Sunday, February 2, 2014

Reps on Safety Issues, or, the Sounds of Silence

When writing in HOOKED about drug reps, I asserted that they seem to soft-pedal safety concerns, seldom mentioning any adverse reactions to their drugs. Unfortunately, the data at the time were restricted to one major study in France, so one could claim that we actually knew very little about what reps did or did not say to physicians on this subject.

We can therefore welcome the more recent study of Dr. Barbara Mintzes and her colleagues (subscription required), who studied drug rep-physician interactions in four cities in three countries, Montreal, Vancouver, Sacramento, and Toulouse. A major weakness immediately arises as they relied on physician recall of the visit rather than directly observing the visit. However, it's nearly impossible to imagine drug reps agreeing to have these visits observed, or acting "normal" if they knew the visit was being recorded, so I gather this is the best evidence that is ever likely to be available. The folks ended up with 255 physicians reporting on 1692 detail visits.

Essentially, this study confirmed the earlier French study. They used as a primary outcome "minimally adequate safety information," which they defined as "mention of [at least] 1 approved indication, [at least one serious adverse event (SAE), [at least] 1 common non-serious adverse event (AE), [at least] 1 contraindication (CI) and no unapproved indications or unqualified safety claims". They thought they were setting the bar pretty low with these requirements, so it's impressive that this desired endpoint was reached overall in only 1.7% of all visits, ranging from 0.9% in Sacramento to 3.0% in Toulouse.

As an example of just how far off the mark was the information provided in most details, in terms of safety, the physicians recorded what they took to be the "key message" of the detail. For details for Avandia, taken off the market in Europe and restricted in Canada and the U.S. in 2010 due to concerns about excessive heart risks, key messages included, "'Avandia is safe even in patients with heart disease, as long as they don't have heart failure' (Montreal); 'Avandia is not as dangerous as the public makes it out to be' (Sacramento); 'New studies indicate safety' (Vancouver)."

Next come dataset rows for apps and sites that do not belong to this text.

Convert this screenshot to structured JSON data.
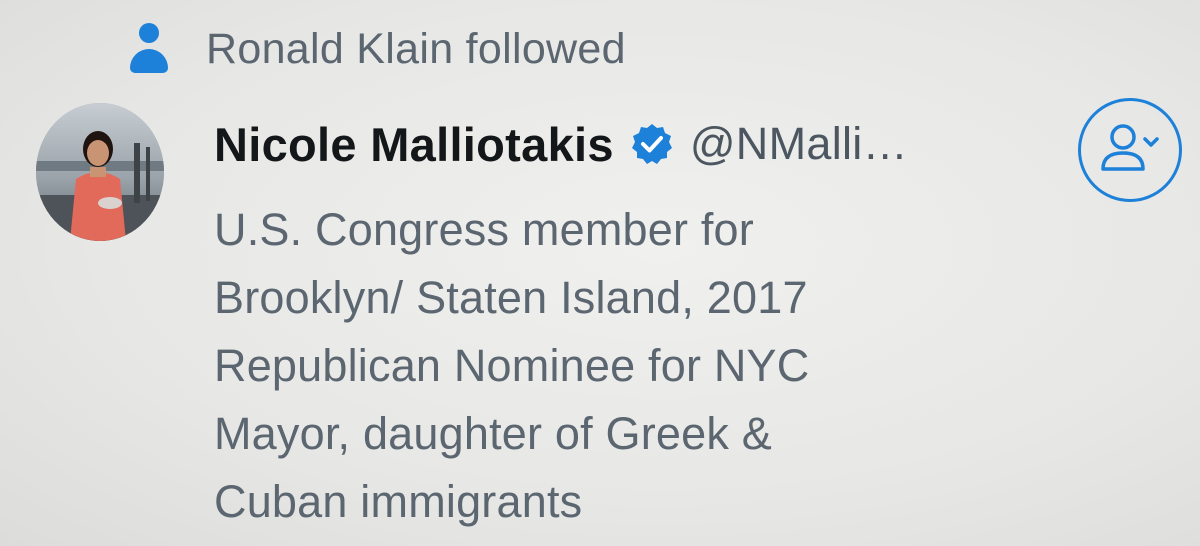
{
  "social_context": {
    "icon": "person-icon",
    "text": "Ronald Klain followed"
  },
  "user": {
    "avatar": "profile-photo",
    "display_name": "Nicole Malliotakis",
    "verified_icon": "verified-badge-icon",
    "handle": "@NMalli…",
    "bio_lines": [
      "U.S. Congress member for",
      "Brooklyn/ Staten Island, 2017",
      "Republican Nominee for NYC",
      "Mayor, daughter of Greek &",
      "Cuban immigrants"
    ]
  },
  "follow_button": {
    "icon": "follow-user-icon"
  },
  "colors": {
    "accent": "#1d80d9",
    "name_text": "#14171a",
    "secondary_text": "#5b6670",
    "background": "#e9e9e7"
  }
}
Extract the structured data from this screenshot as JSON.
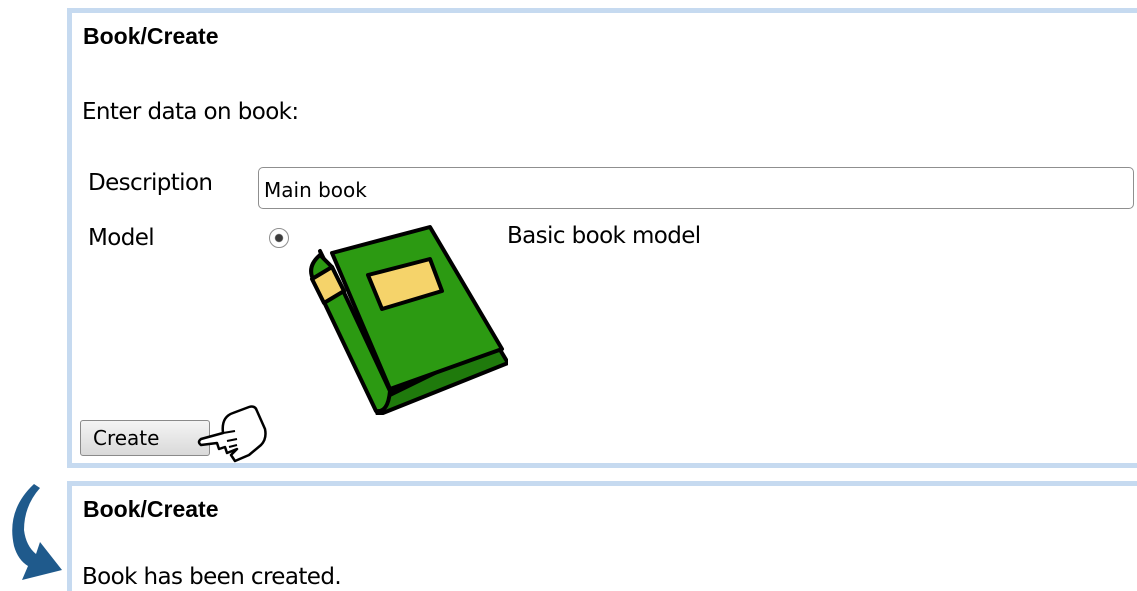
{
  "colors": {
    "panel_border": "#c6daf0",
    "book_cover": "#2c9a12",
    "book_label": "#f5d36a",
    "arrow": "#1f5a8c"
  },
  "form_panel": {
    "title": "Book/Create",
    "intro": "Enter data on book:",
    "description": {
      "label": "Description",
      "value": "Main book"
    },
    "model": {
      "label": "Model",
      "selected": true,
      "icon": "book-icon",
      "option_label": "Basic book model"
    },
    "create_button": {
      "label": "Create",
      "cursor_icon": "pointer-hand-icon"
    }
  },
  "transition_icon": "curved-arrow-icon",
  "result_panel": {
    "title": "Book/Create",
    "message": "Book has been created."
  }
}
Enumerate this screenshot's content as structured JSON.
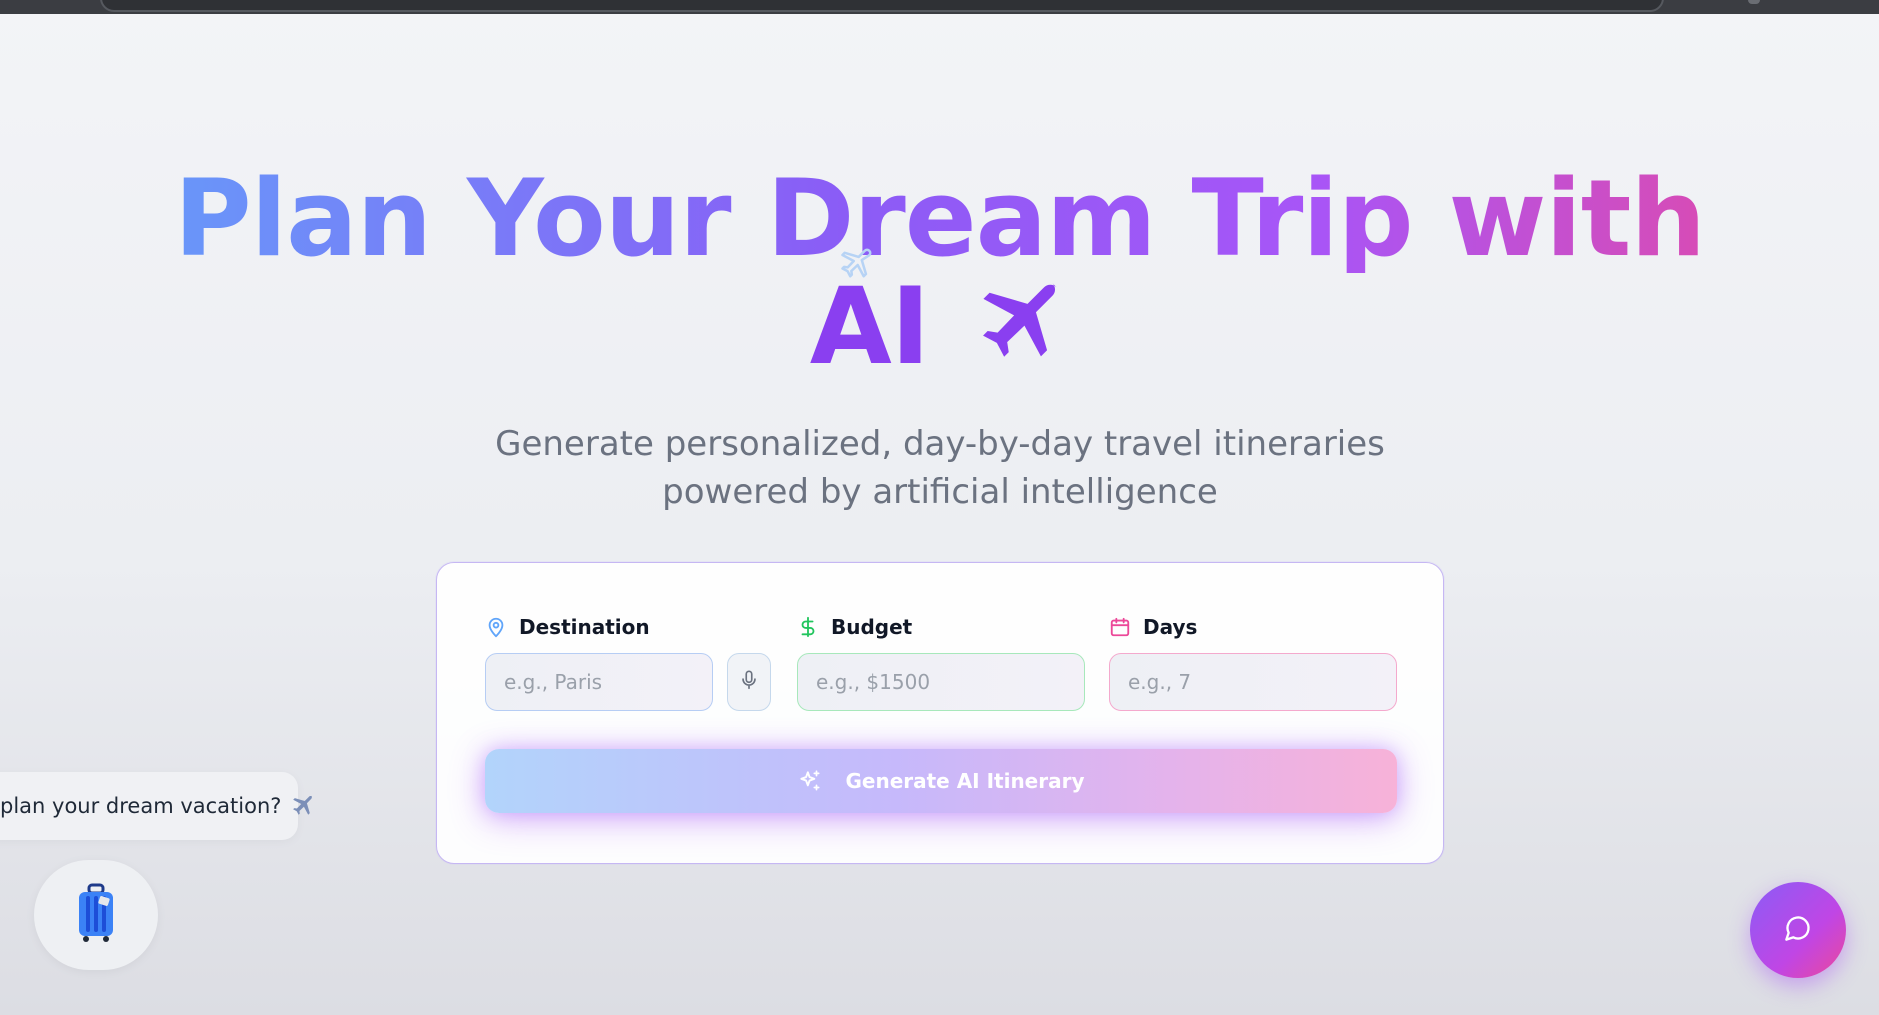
{
  "hero": {
    "title_line1": "Plan Your Dream Trip with",
    "title_line2": "AI",
    "subtitle": "Generate personalized, day-by-day travel itineraries powered by artificial intelligence"
  },
  "form": {
    "destination": {
      "label": "Destination",
      "placeholder": "e.g., Paris"
    },
    "budget": {
      "label": "Budget",
      "placeholder": "e.g., $1500"
    },
    "days": {
      "label": "Days",
      "placeholder": "e.g., 7"
    },
    "submit_label": "Generate AI Itinerary"
  },
  "chat_bubble": {
    "text": "plan your dream vacation?"
  },
  "icons": {
    "title_plane": "airplane-icon",
    "destination": "map-pin-icon",
    "budget": "dollar-icon",
    "days": "calendar-icon",
    "mic": "microphone-icon",
    "submit": "sparkles-icon",
    "bubble": "airplane-icon",
    "luggage": "luggage-icon",
    "chat": "message-circle-icon"
  },
  "colors": {
    "accent_purple": "#8b5cf6",
    "accent_pink": "#ec4899",
    "accent_blue": "#60a5fa",
    "budget_green": "#22c55e",
    "days_pink": "#ec4899"
  }
}
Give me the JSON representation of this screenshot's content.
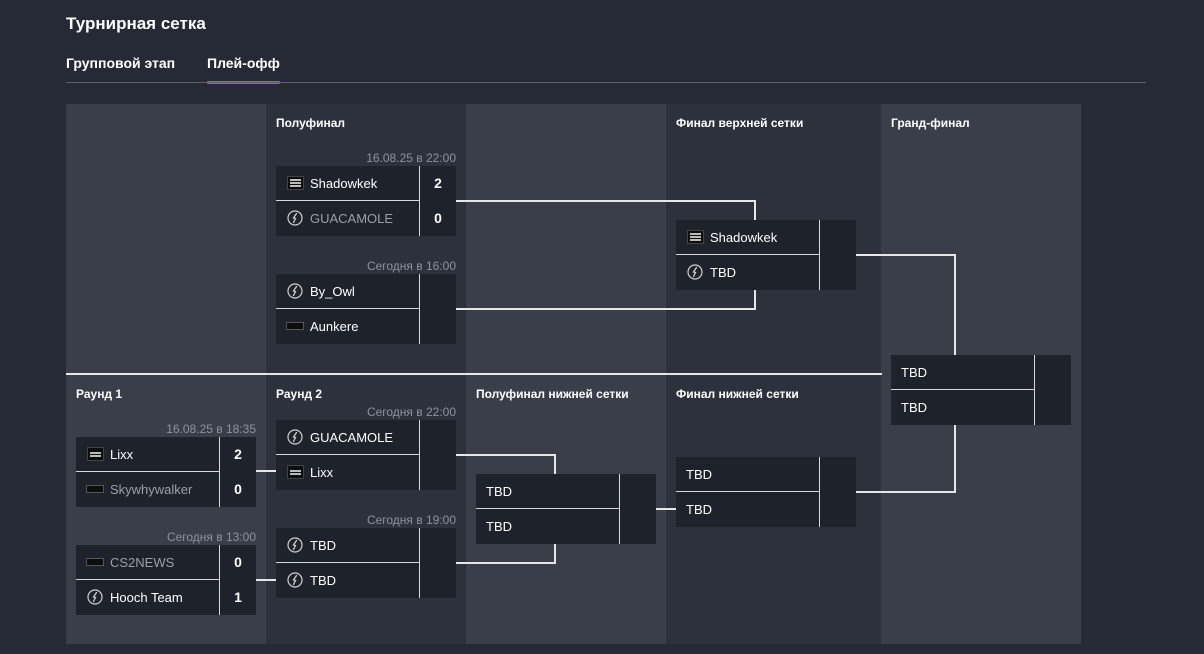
{
  "page": {
    "title": "Турнирная сетка"
  },
  "tabs": [
    {
      "label": "Групповой этап",
      "active": false
    },
    {
      "label": "Плей-офф",
      "active": true
    }
  ],
  "rounds": {
    "upper_semifinal": "Полуфинал",
    "upper_final": "Финал верхней сетки",
    "grand_final": "Гранд-финал",
    "round1": "Раунд 1",
    "round2": "Раунд 2",
    "lower_semifinal": "Полуфинал нижней сетки",
    "lower_final": "Финал нижней сетки"
  },
  "matches": {
    "usf1": {
      "time": "16.08.25 в 22:00",
      "t1": {
        "name": "Shadowkek",
        "score": "2",
        "logo": "shadowkek-logo"
      },
      "t2": {
        "name": "GUACAMOLE",
        "score": "0",
        "logo": "placeholder-player-icon"
      }
    },
    "usf2": {
      "time": "Сегодня в 16:00",
      "t1": {
        "name": "By_Owl",
        "score": "",
        "logo": "placeholder-player-icon"
      },
      "t2": {
        "name": "Aunkere",
        "score": "",
        "logo": "aunkere-logo"
      }
    },
    "uf": {
      "time": "",
      "t1": {
        "name": "Shadowkek",
        "score": "",
        "logo": "shadowkek-logo"
      },
      "t2": {
        "name": "TBD",
        "score": "",
        "logo": "placeholder-player-icon"
      }
    },
    "gf": {
      "time": "",
      "t1": {
        "name": "TBD",
        "score": ""
      },
      "t2": {
        "name": "TBD",
        "score": ""
      }
    },
    "r1m1": {
      "time": "16.08.25 в 18:35",
      "t1": {
        "name": "Lixx",
        "score": "2",
        "logo": "lixx-logo"
      },
      "t2": {
        "name": "Skywhywalker",
        "score": "0",
        "logo": "skywhywalker-logo"
      }
    },
    "r1m2": {
      "time": "Сегодня в 13:00",
      "t1": {
        "name": "CS2NEWS",
        "score": "0",
        "logo": "cs2news-logo"
      },
      "t2": {
        "name": "Hooch Team",
        "score": "1",
        "logo": "placeholder-player-icon"
      }
    },
    "r2m1": {
      "time": "Сегодня в 22:00",
      "t1": {
        "name": "GUACAMOLE",
        "score": "",
        "logo": "placeholder-player-icon"
      },
      "t2": {
        "name": "Lixx",
        "score": "",
        "logo": "lixx-logo"
      }
    },
    "r2m2": {
      "time": "Сегодня в 19:00",
      "t1": {
        "name": "TBD",
        "score": "",
        "logo": "placeholder-player-icon"
      },
      "t2": {
        "name": "TBD",
        "score": "",
        "logo": "placeholder-player-icon"
      }
    },
    "lsf": {
      "time": "",
      "t1": {
        "name": "TBD",
        "score": ""
      },
      "t2": {
        "name": "TBD",
        "score": ""
      }
    },
    "lf": {
      "time": "",
      "t1": {
        "name": "TBD",
        "score": ""
      },
      "t2": {
        "name": "TBD",
        "score": ""
      }
    }
  },
  "colors": {
    "background": "#262a34",
    "column_light": "#3a3e48",
    "column_dark": "#2d313b",
    "card": "#1e222b",
    "accent": "#e8561f",
    "muted_text": "#8d939e"
  }
}
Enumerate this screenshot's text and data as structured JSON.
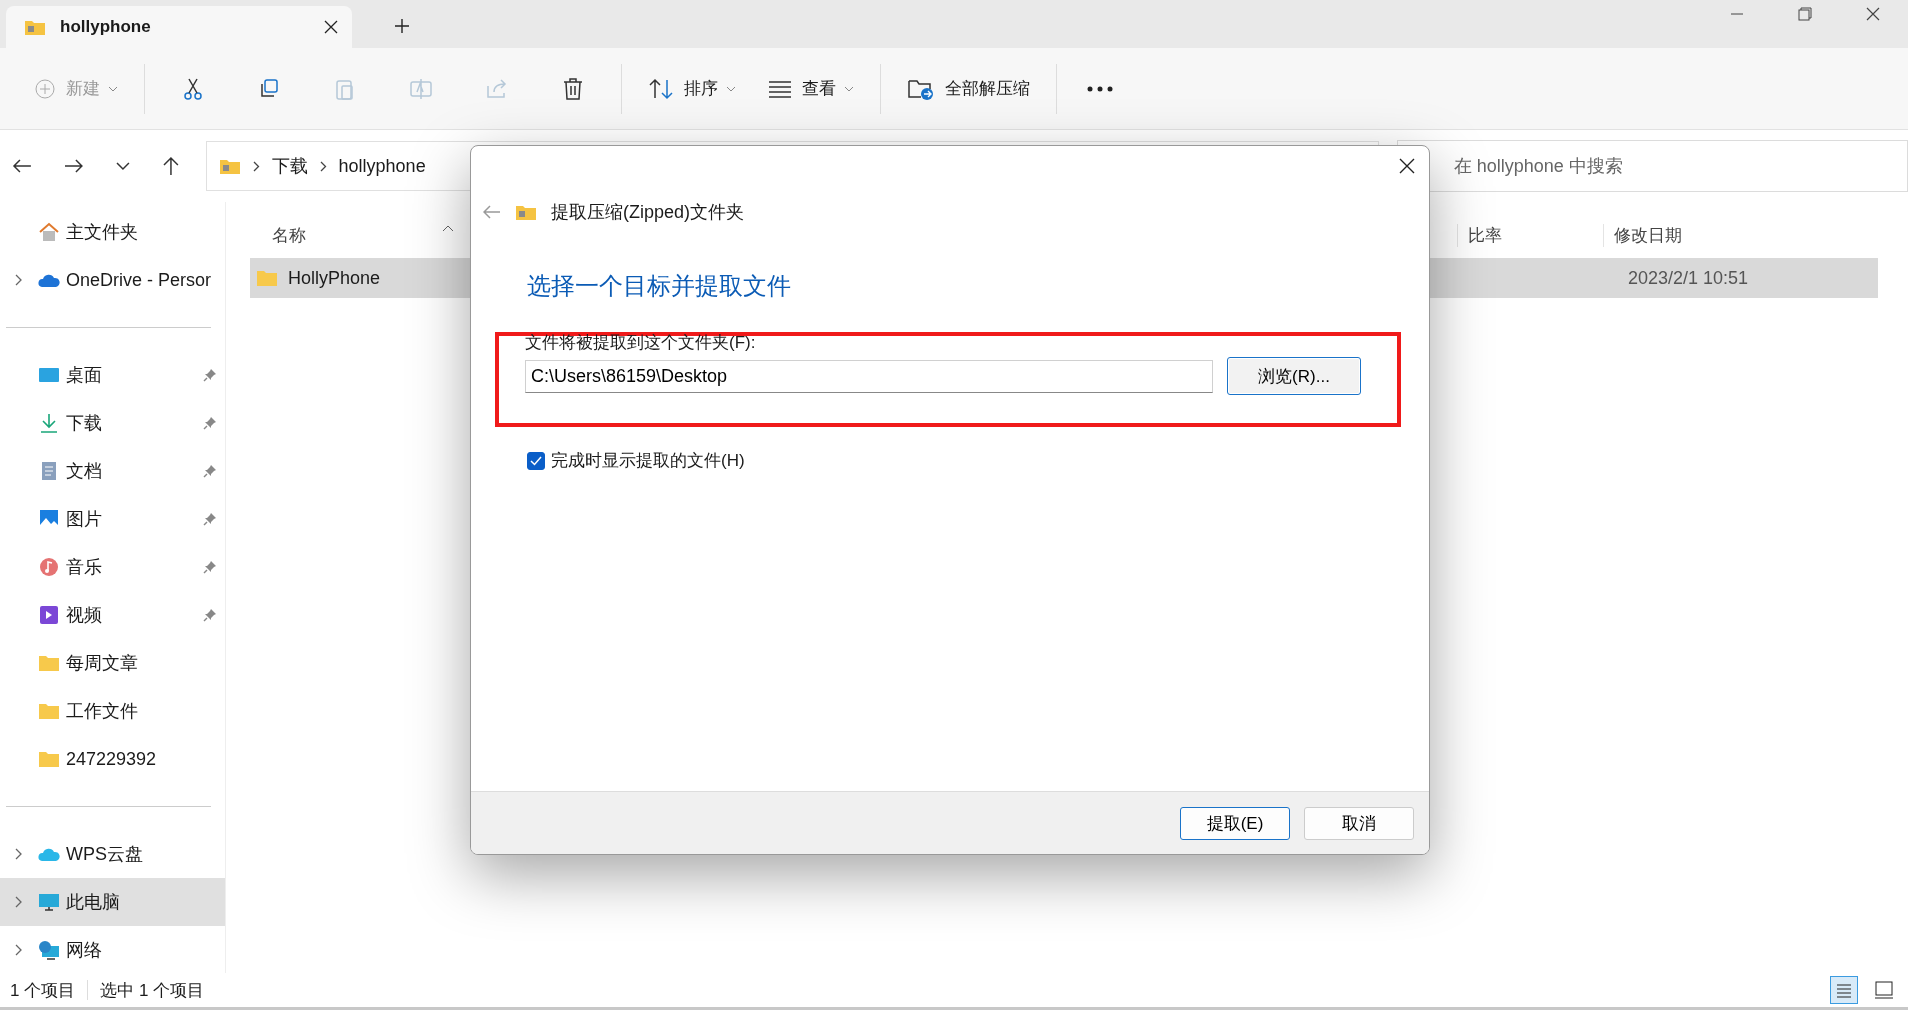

Despite the near-total absence of valid information about the safety of drugs, these physicians (who of course have to be willing to see reps to be included in the study; a number of candidates were excluded because they never saw reps) rated 57% of the details as "good" or "excellent," and nearly two-thirds of the time stated they were "somewhat" or "very" likely to start prescribing the drug being detailed.

The authors noted that details that were conducted in the way that the vast majority of these apparently were are actually illegal according to the official criteria for the FDA and equivalent agencies in Canada and France, but of course there's virtually no enforcement at the level of the private conversation between rep and doc in the office.

If anyone still thinks that visits from reps to physicians are "not marketing but education," this study seems to put one more nail in that coffin. (Hat tip to Primary Care Medical Abstracts for clueing me in to this article.)

Mintzes B, Lexchin J, Sutherland JM, et al. "Pharmaceutical Sales Representatives and Patient Safety: A Comparative Prospective Study of Information Quality in Canada, France and the United States." Journal of General Internal Medicine 28:1368-75, 2013.